> WORK REQUIRED: When you write out the entries, keep every line exactly as it appears.

> DATA FOR ANALYSIS:
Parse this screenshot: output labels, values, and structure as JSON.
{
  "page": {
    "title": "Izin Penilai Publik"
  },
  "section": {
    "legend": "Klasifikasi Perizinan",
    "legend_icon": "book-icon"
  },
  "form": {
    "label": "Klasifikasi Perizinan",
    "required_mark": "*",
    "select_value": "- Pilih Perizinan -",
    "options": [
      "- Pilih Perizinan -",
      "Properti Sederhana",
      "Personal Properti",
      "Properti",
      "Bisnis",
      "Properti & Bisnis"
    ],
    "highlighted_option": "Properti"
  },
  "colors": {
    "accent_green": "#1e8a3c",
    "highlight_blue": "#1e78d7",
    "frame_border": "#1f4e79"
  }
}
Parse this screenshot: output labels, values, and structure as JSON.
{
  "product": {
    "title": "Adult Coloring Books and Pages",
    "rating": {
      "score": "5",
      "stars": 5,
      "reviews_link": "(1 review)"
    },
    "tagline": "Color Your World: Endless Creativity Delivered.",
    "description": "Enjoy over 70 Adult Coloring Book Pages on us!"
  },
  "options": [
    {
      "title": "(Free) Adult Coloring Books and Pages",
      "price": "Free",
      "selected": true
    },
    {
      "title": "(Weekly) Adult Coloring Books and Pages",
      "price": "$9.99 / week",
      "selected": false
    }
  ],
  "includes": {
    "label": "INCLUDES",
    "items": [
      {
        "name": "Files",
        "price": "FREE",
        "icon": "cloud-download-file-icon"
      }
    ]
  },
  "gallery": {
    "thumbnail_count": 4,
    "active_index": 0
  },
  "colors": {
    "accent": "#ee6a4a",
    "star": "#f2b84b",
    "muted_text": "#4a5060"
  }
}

> WRITTEN ANSWER:
Parse this screenshot: output labels, values, and structure as JSON.
{
  "page": {
    "title": "Izin Penilai Publik"
  },
  "section": {
    "legend": "Klasifikasi Perizinan",
    "legend_icon": "book-icon"
  },
  "form": {
    "label": "Klasifikasi Perizinan",
    "required_mark": "*",
    "select_value": "- Pilih Perizinan -",
    "options": [
      "- Pilih Perizinan -",
      "Properti Sederhana",
      "Personal Properti",
      "Properti",
      "Bisnis",
      "Properti & Bisnis"
    ],
    "highlighted_option": "Properti"
  },
  "colors": {
    "accent_green": "#1e8a3c",
    "highlight_blue": "#1e78d7",
    "frame_border": "#1f4e79"
  }
}
Parse this screenshot: output labels, values, and structure as JSON.
{
  "product": {
    "title": "Adult Coloring Books and Pages",
    "rating": {
      "score": "5",
      "stars": 5,
      "reviews_link": "(1 review)"
    },
    "tagline": "Color Your World: Endless Creativity Delivered.",
    "description": "Enjoy over 70 Adult Coloring Book Pages on us!"
  },
  "options": [
    {
      "title": "(Free) Adult Coloring Books and Pages",
      "price": "Free",
      "selected": true
    },
    {
      "title": "(Weekly) Adult Coloring Books and Pages",
      "price": "$9.99 / week",
      "selected": false
    }
  ],
  "includes": {
    "label": "INCLUDES",
    "items": [
      {
        "name": "Files",
        "price": "FREE",
        "icon": "cloud-download-file-icon"
      }
    ]
  },
  "gallery": {
    "thumbnail_count": 4,
    "active_index": 0
  },
  "colors": {
    "accent": "#ee6a4a",
    "star": "#f2b84b",
    "muted_text": "#4a5060"
  }
}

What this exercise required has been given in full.